I think this [Russian intervention] is long term, and I think it is that Putin doesn’t think there’s any real beef behind this coalition, beginning here in Washington. He thinks that as he bullies his way forward, everybody ‘s going to fall back. The coalition of forces and capabilities weigh against him. Putin’s a guy all about intentions. He doesn’t think that president Obama intends to do anything other than back down when Putin threatens him.

So the implication is that Russia’s military may invade Hatay province and annex it to Syria in the same way that Russia’s military invaded Crimea and annexed it to Russia. Russia can count on Obama and Nato to back down, but Monday’s incursions tested whether Turkey would also back down.
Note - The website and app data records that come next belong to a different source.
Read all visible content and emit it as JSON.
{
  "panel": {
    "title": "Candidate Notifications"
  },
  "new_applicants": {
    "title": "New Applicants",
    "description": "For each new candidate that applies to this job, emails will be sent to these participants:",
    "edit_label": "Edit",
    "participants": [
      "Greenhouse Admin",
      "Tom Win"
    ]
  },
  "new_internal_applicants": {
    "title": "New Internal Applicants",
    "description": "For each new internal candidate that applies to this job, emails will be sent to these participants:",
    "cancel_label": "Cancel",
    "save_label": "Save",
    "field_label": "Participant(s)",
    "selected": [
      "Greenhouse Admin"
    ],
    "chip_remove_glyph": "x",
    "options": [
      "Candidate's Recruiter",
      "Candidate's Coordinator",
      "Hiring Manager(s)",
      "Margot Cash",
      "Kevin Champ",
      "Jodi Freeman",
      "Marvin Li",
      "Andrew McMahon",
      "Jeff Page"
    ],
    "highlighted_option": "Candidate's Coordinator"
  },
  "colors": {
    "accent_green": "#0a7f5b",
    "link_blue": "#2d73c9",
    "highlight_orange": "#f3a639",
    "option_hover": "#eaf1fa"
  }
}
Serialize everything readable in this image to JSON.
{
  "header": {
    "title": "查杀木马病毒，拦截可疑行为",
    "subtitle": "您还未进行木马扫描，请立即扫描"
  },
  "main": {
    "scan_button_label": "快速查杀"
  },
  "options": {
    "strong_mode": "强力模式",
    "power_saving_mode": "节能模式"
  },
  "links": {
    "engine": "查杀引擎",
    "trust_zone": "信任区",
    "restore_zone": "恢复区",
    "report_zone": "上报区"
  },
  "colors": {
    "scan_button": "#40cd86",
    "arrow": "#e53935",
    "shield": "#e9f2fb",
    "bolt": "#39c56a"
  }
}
In fact, Turkey did back down from its rules of engagement, and only warned Russia instead of shooting down the warplanes, but that could change next time, as Davutoglu’s threat implies.

Most of the population of Hatay province is Alawite, the same as Syria’s president Bashar al-Assad. The population is strongly secular and committed to religious tolerance, but the people are divided about the Syrian war, with Alawite’s supporting the regime and Hatay’s Sunni population supporting the opposition. Washington Institute for Near East Policy (4-Apr-2013) and Guardian (London 3-Sep-2013)

KEYS: Generational Dynamics, Turkey, Russia, Syria, Hatay province, Nato, Jens Stoltenberg, Feridun Sinirlioglu, Antakya, Statue of Tolerance, Vladimir Putin, James Jeffrey, Bashar al-Assad
Permanent web link to this article
Receive daily World View columns by e-mail


Comment count on this article reflects comments made on Breitbart.com and Facebook. Visit Breitbart's Facebook Page.